Imagine circumnavigating the entire equator in a journey powered solely by the sun and hydrogen, with zero emissions to speak of. While it may not break any speed records, the Solar Airship One aims to do just that, offering a sustainable and leisurely approach to long-distance travel.
This 151-meter (495-foot) solar-powered airship boasts an impressive solar film covering its upper surface, equating to around 4,800 square meters (51,700 square feet) of solar power generation. This ambitious project is set to take flight in 2026, led by a team of experienced aviators and adventure seekers.
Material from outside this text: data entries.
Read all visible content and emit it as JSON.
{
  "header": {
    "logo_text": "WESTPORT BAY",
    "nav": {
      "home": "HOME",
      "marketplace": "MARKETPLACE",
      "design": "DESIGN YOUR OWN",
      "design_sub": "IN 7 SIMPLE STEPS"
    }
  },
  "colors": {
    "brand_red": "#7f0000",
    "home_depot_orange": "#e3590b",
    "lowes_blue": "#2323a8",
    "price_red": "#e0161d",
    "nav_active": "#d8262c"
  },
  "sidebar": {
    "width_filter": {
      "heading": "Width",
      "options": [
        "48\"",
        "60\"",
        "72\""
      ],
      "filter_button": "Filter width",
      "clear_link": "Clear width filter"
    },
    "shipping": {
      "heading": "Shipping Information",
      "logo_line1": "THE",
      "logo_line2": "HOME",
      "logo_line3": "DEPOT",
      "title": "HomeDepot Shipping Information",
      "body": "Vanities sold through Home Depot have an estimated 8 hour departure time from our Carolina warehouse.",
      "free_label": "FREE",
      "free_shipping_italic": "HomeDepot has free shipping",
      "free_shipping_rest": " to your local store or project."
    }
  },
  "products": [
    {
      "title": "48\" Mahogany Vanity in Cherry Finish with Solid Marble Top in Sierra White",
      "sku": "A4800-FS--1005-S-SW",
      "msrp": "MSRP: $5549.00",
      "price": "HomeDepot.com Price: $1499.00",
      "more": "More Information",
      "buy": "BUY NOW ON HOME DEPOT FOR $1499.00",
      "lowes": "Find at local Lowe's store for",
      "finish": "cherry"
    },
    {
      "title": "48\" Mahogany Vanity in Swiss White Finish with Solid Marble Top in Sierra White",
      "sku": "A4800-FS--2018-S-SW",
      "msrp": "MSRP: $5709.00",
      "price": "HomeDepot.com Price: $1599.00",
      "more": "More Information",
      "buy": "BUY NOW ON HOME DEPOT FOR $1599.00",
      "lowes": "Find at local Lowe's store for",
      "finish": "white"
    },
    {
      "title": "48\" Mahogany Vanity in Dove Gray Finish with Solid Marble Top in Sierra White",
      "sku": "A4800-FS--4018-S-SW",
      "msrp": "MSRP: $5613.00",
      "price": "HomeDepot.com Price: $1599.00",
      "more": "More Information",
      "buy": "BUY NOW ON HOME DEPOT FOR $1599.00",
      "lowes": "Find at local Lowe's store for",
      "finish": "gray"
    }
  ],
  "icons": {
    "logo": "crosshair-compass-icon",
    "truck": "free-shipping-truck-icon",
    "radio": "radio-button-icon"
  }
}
Solar Airship One is a groundbreaking concept in the world of aviation. With its entire upper surface blanketed in solar film, this airship will harness the sun’s energy during the day to power its electric propulsion systems and store excess energy by converting water into hydrogen via electrolysis. During the night, the stored hydrogen will be used in a fuel cell to keep the airship afloat and moving forward.
The airship will be piloted by a team of three remarkable individuals, including former French astronaut and Air Force pilot Michel Tognini, paraplegic plane-crash survivor and aerobatic pilot Dorine Bourneton, and the renowned adventurer and “inspioneer” Bertrand Piccard, who achieved fame with the first successful non-stop balloon circumnavigation in 1999 and piloted the Solar Impulse 2 on its historic round-the-world solar flight from 2015 to 2016.
While the Solar Airship One won’t be breaking any speed records, its design offers unique advantages. With an expected average speed of slightly over 83 kilometers per hour (52 miles per hour), it’s a far cry from the speed of conventional airliners. However, airships offer the flexibility to stop and start at virtually any location, eliminating the need for dedicated runways.
Beyond leisurely travel, some experts believe that hydrogen-filled airships hold the key to the future of zero-emissions cargo transportation. These airships can carry payloads eight to ten times larger than cargo planes, at a fraction of the cost, and up to ten times the speed of cargo ships.
However, it’s important to note that while the energy used by Solar Airship One is renewable, one vital component isn’t: helium. The airship’s rigid structure is filled with helium, a non-replaceable element on Earth. When released into the atmosphere, helium escapes into space, making it a finite and irreplaceable resource.
The Euro Airship team plans to embark on its zero-carbon circumnavigation adventure in 2026. Their journey will follow the equator at approximately 6,000 meters (19,700 feet), demonstrating a slow yet environmentally conscious approach to long-distance travel in a world that increasingly values sustainability.